The goal of immunotherapy for cancer is to stimulate the patients’ own immune system to find and destroy the cancer cells. Unfortunately, the tumor cells can evade immune surveillance - this makes immunotherapy less effective. Immunotherapy is a huge advance in cancer treatment but many patients do not respond to it. Dr. Fleet’s team hypothesizes that low vitamin D status alters the immune system in ways that help tumors evade immune surveillance. Through the use of mice, they will test whether low vitamin D signaling makes it harder for the immune system to attack tumor cells. This research is an early test of a simple intervention that might improve the effectiveness of cancer immunotherapy.
Genkinger, Jeanine, Ph.D.
Weight Loss, Gain, and Cycling, Dietary and Lifestyle Patterns and Risk of Pancreatic Cancer
Pancreatic cancer incidence is increasing and 50% of people die within 6 months of diagnosis. Few modifiable factors are known to lower pancreatic cancer incidence. Diet and obesity may be important, yet the effects of weight changes, or following dietary guidelines on pancreatic cancer are not known. Dr. Genkinger will examine whether 1) weight loss, gain and cycling and 2) adherence to dietary and lifestyle patterns affects pancreatic cancer risk. Merging data from over 12 cohorts, the team will study diet, body weight and pancreatic cancer in the Pooling Project of Prospective Studies of Diet and Cancer. By addressing these research questions, the results will provide the most complete evidence on these important factors, and advance knowledge about these factors for a highly fatal disease.
Giovannucci, Edward, M.D., Sc.D.
Harvard T. H. Chan School of Public Health
Association between lifestyle factors and tumor angiogenesis in prostate cancer
Prostate cancers vary widely in their ability to progress. One of the important factors for growth and progression is the tumor’s ability to stimulate the development of blood vessels to nourish it. If we find ways to inhibit development of new blood vessels, called “angiogenesis”, we can prevent prostate cancer from progressing. Some dietary factors have been linked to increasing and decreasing the growth of new blood vessels. Dr. Giovannucci will examine how dietary factors are associated with the degree of blood vessels in the tumor, measured among men with how have had their prostate removed. This study will inform on novel prostate cancer prevention strategies through diet so that, in future, men could be advised which dietary factors may help prevent prostate cancer from progressing.

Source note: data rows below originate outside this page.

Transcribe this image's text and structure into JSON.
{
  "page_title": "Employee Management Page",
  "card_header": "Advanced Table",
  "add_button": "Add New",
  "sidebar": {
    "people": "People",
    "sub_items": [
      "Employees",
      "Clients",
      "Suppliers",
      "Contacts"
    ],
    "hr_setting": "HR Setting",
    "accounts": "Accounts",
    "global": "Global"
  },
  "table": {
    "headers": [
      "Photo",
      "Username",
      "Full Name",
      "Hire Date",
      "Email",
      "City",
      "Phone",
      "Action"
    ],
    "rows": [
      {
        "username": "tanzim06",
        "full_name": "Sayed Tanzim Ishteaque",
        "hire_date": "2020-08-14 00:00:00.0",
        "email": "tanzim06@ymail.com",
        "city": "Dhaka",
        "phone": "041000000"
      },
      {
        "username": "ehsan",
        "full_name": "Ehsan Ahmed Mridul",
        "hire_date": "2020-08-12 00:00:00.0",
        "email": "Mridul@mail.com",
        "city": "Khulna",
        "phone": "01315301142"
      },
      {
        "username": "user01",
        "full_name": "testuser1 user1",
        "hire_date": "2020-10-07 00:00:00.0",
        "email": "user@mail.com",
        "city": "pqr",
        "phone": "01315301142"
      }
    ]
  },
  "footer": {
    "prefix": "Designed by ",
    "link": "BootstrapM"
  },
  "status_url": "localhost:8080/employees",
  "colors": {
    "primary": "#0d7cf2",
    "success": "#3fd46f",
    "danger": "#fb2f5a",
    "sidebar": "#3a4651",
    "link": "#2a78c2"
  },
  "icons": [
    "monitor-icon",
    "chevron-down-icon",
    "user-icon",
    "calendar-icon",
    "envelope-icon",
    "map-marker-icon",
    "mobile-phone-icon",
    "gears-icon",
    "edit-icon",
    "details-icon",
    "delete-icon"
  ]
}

Wilson, Kathryn, Sc.D.
Harvard T. H. Chan School of Public Health
Coffee intake and advanced prostate cancer: studying risk and mechanisms

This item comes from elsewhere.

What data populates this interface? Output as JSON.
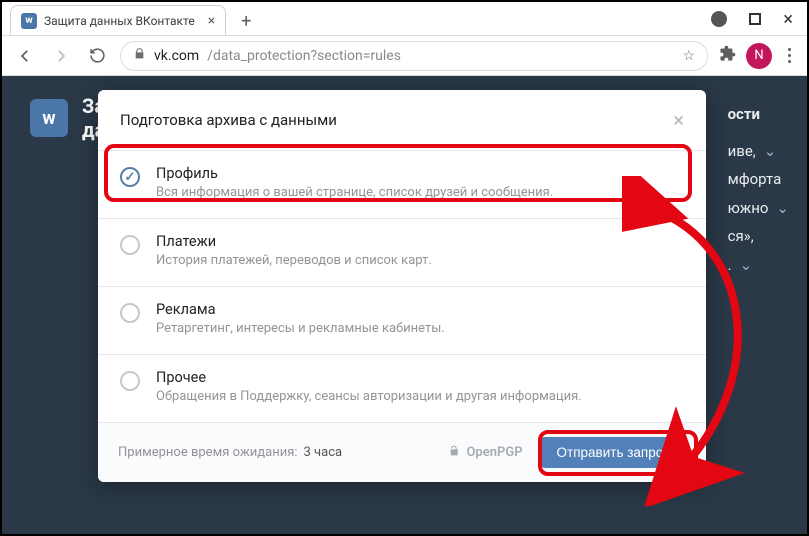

Dr. Wilson and her team will study whether coffee intake is associated with a lower risk of prostate cancer. Coffee is a major source of antioxidants and has many biological effects, including a possible impact on cancer. Prostate cancer is the most common cancer in American men, and there are few established, modifiable risk factors. They hypothesize that higher intake of coffee is associated with lower risk of prostate cancer, and particularly for dying of prostate cancer. Through combining data from 15 studies, they will examine coffee intake and risk of prostate cancer and study how coffee impacts prostate tissue. Establishing whether coffee is associated with reduced prostate cancer risk will give men information on how to prevent the disease, and might also shed light on the biology of prostate cancer.